Sooner or later, mountains crumble into boulders, boulders crumble into rocks and pebbles, and so on, until wind and rivers carry sand and dust into the ocean, completing the geologic rock cycle.
“But how [rocks] go from the mountain into that ocean bottom, that’s what is not understood very well,” said Jaakko Putkonen, a geologist with the University of North Dakota.
Scientists from UND and other institutions discovered that chunks of rock break off of boulders in Antarctica once every 1,900 years on average, and those smaller chunks break apart once every 510,000 years. Putkonen thinks that heat flow through rocks might be responsible for the dramatic difference in how fast bigger rocks crumble compared to smaller rocks. Knowing how fast boulders break down into smaller and smaller chunks will help geologists understand how the mountains crumble to the sea everywhere.
Putkonen presented the team’s findings in a poster session Wednesday afternoon at the American Geophysical Union Fall Meeting in San Francisco.
“The take home message is that boulders break up, but the rocks and pebbles persist,” said Putkonen.
Boulders in the dry valleys of Antarctica have been sitting there for millions of years, while in most parts of the world boulders disintegrate within a few hundred thousand years, according to Putkonen.
Antarctic dry valleys receive no rain and less than four inches (100 millimeters) of snow every year. And the average air temperature is around minus 6 degrees Fahrenheit (minus 21 Celsius). In such a cold, dry environment Putkonen said the usual forces that break up rocks don’t work or work very, very slowly – forces like water freezing and expanding in cracks or lichens dissolving the rocks for nutrients. And since no visible plants or animals live there, the rocks are easy to see and don’t get pushed around.
The scientists studied 58 boulders that had trails of rocks and pebbles on the hillside below. Putkonen and his colleagues carefully measured the sizes and positions of 419 rocks or pebbles below those boulders. Then they computed how often the boulders generated the smaller chunks and how often those broke down into even smaller chunks.
“Big boulders break down. Once it reaches a critical size, the rate slows down,” said Putkonen.
Based on earlier research using boulders in New Mexico, Putkonen thinks that heat flow through rocks determines the critical rock size where the breakdown rate slows down. In the dry valleys of Antarctica, that critical size of rock is about as big as a fist. Chunks of rock larger than a fist break down faster because one side, warmed by the sun, can get much hotter than the other, creating stress that fractures the rock.

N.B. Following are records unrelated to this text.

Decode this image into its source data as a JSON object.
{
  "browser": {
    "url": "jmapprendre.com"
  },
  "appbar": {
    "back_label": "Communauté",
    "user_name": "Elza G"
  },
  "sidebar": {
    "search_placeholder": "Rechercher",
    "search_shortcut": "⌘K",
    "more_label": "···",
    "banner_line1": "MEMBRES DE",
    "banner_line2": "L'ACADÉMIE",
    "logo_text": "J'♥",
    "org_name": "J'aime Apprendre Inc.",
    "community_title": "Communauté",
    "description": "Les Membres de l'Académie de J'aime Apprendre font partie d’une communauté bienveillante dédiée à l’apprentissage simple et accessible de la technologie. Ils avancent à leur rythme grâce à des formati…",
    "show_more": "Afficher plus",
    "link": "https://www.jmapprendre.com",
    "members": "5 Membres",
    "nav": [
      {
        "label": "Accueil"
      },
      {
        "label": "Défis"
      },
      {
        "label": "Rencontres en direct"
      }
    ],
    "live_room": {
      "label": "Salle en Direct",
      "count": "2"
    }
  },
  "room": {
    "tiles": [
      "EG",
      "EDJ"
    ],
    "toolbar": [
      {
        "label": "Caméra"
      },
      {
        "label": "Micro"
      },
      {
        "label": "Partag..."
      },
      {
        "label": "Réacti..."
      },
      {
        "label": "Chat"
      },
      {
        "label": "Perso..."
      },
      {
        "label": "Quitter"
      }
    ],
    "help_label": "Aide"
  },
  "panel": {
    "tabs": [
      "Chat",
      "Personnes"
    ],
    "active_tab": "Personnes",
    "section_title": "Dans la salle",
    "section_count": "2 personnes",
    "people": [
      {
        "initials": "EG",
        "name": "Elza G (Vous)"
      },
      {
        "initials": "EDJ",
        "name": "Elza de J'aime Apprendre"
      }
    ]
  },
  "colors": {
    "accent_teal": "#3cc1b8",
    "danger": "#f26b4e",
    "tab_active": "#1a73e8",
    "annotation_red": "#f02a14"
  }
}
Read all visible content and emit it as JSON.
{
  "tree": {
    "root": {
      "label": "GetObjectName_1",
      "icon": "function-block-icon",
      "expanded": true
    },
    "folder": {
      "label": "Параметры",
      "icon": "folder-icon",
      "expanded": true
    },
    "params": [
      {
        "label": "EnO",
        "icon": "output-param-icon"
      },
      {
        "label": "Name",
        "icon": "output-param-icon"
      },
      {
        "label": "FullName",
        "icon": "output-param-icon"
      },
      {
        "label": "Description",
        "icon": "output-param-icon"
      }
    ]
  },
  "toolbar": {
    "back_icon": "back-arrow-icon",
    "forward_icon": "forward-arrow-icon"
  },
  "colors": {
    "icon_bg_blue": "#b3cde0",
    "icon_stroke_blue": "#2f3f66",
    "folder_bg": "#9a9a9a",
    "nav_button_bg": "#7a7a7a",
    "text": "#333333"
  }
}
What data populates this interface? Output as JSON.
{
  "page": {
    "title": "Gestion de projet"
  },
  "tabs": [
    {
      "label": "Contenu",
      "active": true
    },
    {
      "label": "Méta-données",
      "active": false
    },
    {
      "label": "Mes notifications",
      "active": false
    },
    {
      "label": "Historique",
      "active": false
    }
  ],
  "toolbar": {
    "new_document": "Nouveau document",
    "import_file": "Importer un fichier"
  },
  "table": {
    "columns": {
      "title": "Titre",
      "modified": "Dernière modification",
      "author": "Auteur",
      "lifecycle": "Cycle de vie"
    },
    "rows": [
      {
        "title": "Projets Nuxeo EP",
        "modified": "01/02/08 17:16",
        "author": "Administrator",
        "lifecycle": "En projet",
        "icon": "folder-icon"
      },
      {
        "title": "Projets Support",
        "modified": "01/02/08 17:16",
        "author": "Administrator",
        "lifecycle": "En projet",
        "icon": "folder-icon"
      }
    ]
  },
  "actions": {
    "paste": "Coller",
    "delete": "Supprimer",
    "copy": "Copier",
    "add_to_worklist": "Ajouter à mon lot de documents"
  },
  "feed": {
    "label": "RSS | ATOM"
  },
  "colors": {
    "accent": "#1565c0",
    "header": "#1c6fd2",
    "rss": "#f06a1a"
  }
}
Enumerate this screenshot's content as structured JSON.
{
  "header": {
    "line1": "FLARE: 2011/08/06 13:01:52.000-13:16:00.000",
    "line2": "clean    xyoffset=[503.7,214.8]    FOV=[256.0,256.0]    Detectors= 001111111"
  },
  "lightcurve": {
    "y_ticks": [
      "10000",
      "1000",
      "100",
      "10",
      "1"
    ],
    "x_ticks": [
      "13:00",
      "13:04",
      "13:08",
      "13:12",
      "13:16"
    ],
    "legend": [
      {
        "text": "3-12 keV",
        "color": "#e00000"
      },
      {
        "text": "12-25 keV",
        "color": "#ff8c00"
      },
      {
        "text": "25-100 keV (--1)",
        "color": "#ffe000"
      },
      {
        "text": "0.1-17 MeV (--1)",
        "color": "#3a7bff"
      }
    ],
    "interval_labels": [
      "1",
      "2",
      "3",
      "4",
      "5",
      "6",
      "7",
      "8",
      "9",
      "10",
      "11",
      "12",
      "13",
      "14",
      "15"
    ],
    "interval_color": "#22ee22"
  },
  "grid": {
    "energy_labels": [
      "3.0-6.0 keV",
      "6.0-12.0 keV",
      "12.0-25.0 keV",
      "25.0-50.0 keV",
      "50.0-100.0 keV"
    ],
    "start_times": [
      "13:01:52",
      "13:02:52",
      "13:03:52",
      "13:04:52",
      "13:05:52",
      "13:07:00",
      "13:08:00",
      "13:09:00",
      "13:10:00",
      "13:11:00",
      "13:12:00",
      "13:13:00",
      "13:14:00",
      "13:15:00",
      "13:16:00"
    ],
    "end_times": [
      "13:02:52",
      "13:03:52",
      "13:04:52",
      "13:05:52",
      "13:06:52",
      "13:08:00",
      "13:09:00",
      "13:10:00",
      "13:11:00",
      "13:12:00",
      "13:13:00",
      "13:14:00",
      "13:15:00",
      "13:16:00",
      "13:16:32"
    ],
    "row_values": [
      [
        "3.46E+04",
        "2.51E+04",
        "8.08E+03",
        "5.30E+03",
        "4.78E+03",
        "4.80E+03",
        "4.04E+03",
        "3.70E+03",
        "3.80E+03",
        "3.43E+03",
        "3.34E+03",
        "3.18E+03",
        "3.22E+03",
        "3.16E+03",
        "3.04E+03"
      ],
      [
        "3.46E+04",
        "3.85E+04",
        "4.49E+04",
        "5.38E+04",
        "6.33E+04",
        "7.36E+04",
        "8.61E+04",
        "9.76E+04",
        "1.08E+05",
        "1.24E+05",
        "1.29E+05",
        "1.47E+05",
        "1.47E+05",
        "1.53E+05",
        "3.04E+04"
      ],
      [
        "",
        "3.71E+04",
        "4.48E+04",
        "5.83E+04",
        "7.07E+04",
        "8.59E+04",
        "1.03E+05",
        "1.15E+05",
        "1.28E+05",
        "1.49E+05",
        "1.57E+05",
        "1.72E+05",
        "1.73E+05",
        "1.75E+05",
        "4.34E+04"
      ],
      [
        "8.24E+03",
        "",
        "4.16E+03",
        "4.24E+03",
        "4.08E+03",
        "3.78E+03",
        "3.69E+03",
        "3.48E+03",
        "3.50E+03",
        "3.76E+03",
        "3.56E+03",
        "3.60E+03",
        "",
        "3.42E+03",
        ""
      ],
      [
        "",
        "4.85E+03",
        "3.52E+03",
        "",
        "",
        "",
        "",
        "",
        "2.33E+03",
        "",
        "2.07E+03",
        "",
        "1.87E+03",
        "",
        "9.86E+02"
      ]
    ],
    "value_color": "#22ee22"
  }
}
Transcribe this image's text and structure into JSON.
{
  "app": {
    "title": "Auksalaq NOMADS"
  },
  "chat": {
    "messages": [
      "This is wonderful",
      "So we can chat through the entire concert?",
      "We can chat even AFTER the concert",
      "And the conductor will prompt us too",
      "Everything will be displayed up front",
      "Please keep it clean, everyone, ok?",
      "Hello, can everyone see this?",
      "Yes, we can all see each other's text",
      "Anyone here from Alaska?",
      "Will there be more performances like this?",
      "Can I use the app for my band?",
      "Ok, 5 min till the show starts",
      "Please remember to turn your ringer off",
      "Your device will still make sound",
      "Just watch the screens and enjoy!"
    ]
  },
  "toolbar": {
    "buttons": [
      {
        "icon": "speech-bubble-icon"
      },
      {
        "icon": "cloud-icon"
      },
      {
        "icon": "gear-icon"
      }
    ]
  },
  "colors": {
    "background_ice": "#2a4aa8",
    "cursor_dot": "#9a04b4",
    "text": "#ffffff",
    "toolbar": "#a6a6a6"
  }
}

Smaller chunks of rock maintain a more uniform temperature and disintegrate about 250 times slower.
Rex Sanders is a science communication graduate student at UC Santa Cruz